But industrial animal farms aren’t just awful for animals and the planet; they’re also a serious public health and environmental justice issue for nearby communities. In order to transform our food system for animals, the planet, and people, we must acknowledge that the meat industry has a long history of racial discrimination.
More often than not, factory farms are built near low-income communities and communities of color. “Environmental racism” is the term used to describe the disproportionate impact of pollution and other environmental hazards on people of color.
North Carolina is one of the clearest examples of this. In 2016, the Environmental Working Group released a collection of maps and data revealing that the environmental cost of North Carolina’s 6,500 factory farms disproportionately affects vulnerable communities.
In reference to industrial farming operations, Naeema Muhammad, organizing co-director at North Carolina Environmental Justice Network, explains:
“We call the problem environmental racism—we say that because we feel like there is no mistake that these companies targeted the communities they did. They did it because they perceived the communities to have the least amount of political and economic power to fight them.”
Word has it that pigs outnumber people in North Carolina, and Black communities near factory farms experience devastating groundwater and air pollution, including disease-causing microbial contamination. In Duplin County, hogs significantly outnumber people—roughly nine pigs to every one human resident.
Neighbors living near factory farms complain that farmers spray feces and urine into the air to “dispose of” the waste. These farms emit so much harmful gas that residents suffer a host of ailments.
The Natural Resources Defense Council shares:
“People who live near or work at factory farms breathe in hundreds of gases, which are formed as manure decomposes. For instance, one gas released by the lagoons, hydrogen sulfide, is dangerous even at low levels. Its effects—which are irreversible—range from sore throat to seizures, comas and even death.”
Unfortunately, not everyone can choose where they live. Many people are rooted in their community by friends and family, and it would be wrong to assume that they could just move to another place. No one chooses a neighborhood because they want to live near a factory farm or slaughterhouse.
Sen. Cory Booker, whose father grew up in North Carolina, explains:
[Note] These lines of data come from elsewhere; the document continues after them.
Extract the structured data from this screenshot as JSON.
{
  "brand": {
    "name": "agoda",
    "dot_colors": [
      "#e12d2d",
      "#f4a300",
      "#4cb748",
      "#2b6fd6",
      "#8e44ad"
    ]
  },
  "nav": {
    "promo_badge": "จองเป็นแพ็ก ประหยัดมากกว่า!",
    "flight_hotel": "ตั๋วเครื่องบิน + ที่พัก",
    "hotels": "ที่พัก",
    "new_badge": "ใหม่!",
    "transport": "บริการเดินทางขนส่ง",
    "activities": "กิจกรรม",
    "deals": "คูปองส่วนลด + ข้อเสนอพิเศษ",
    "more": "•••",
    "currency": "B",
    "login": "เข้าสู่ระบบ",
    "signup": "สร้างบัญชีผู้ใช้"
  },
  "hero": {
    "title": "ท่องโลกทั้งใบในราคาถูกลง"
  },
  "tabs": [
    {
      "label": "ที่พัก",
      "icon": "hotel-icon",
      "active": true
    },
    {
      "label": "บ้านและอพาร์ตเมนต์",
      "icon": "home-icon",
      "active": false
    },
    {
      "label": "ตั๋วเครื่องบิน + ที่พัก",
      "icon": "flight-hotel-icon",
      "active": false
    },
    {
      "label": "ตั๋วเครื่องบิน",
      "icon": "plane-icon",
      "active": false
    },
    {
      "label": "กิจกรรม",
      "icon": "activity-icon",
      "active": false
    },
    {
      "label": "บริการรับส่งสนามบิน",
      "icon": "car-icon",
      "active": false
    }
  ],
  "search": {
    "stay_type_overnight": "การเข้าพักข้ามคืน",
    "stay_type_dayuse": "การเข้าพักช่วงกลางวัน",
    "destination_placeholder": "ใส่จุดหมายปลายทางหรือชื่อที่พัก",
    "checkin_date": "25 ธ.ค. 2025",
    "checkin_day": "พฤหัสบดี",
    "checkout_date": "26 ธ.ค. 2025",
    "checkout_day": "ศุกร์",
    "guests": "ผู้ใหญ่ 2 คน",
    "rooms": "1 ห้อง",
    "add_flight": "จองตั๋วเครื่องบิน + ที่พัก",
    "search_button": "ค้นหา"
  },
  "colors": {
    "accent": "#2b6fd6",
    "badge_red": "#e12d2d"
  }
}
“I saw firsthand in North Carolina how corporate interests are disproportionately placing environmental and public health burdens on low-income communities of color that they would never accept in their own neighborhoods. In North Carolina, large corporate pork producers are mistreating small contract farmers and externalizing their costs on to vulnerable communities, polluting the air, water, and soil, and making kids and families sick while reaping large financial rewards.”
With the largest concentration of hog farms in America, North Carolina is a stark example of this injustice. However, this isn’t limited to North Carolina. Communities of color around the country and the world are disproportionately impacted by farms. A 2002 study examined more than 60 factory farms in Mississippi and found that most were located in low-income areas with a high percentage of people of color.
In order to demand meaningful changes in our food system, we must understand how systemic racism has thrived in the meat industry and how animal agriculture still benefits from this discrimination.
By choosing equitably produced plant-based foods, we can stand up for vulnerable communities and spare countless animals a lifetime of misery. Learn more about plant-based eating by downloading Mercy for Animals’ FREE Vegetarian Starter Guide today.
This article is courtesy of Mercy for Animals. You can read the full story here.